Count up the lines below that include the string "screenshot" and report the number by itself.

### RECORDED DATA

..........

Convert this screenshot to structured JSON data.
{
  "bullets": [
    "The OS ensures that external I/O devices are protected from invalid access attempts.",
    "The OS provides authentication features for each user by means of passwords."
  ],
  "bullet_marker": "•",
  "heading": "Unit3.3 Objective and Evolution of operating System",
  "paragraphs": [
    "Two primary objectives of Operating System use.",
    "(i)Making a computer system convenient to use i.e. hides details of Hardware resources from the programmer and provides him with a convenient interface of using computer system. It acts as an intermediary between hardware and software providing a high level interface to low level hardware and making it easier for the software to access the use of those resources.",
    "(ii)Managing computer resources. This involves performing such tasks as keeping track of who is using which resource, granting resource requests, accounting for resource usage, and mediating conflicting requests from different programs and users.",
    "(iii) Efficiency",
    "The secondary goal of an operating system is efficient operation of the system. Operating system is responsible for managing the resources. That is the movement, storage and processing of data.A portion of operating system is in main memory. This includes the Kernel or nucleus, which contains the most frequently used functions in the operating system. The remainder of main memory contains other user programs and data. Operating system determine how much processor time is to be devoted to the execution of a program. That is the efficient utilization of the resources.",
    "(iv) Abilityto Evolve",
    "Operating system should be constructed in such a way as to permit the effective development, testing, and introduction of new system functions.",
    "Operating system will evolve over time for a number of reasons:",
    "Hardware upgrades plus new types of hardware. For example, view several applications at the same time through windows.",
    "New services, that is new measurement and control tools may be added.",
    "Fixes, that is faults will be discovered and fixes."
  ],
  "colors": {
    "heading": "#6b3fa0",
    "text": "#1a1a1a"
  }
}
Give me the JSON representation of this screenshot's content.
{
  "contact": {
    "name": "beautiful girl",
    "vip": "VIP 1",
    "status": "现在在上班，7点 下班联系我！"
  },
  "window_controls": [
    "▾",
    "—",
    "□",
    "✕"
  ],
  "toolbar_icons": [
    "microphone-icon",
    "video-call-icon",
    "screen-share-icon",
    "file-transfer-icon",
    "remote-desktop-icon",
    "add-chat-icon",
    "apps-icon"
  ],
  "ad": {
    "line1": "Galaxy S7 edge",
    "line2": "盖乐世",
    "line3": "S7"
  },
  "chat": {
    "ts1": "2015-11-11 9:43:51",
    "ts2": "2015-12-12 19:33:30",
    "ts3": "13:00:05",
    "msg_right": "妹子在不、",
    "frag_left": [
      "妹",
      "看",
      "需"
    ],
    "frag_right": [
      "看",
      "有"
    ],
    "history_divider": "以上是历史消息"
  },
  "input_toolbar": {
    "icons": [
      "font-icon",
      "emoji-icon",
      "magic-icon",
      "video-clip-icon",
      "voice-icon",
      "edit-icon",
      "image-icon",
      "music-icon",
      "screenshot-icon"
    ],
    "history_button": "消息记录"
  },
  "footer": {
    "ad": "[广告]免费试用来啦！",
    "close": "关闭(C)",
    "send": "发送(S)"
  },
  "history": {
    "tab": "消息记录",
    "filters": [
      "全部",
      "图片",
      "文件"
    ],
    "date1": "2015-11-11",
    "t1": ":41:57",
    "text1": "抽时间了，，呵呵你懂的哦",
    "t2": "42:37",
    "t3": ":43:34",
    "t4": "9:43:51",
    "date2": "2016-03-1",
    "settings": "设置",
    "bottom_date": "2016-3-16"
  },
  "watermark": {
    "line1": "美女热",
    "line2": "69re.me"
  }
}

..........

### SOLUTION FOR THIS PROBLEM
3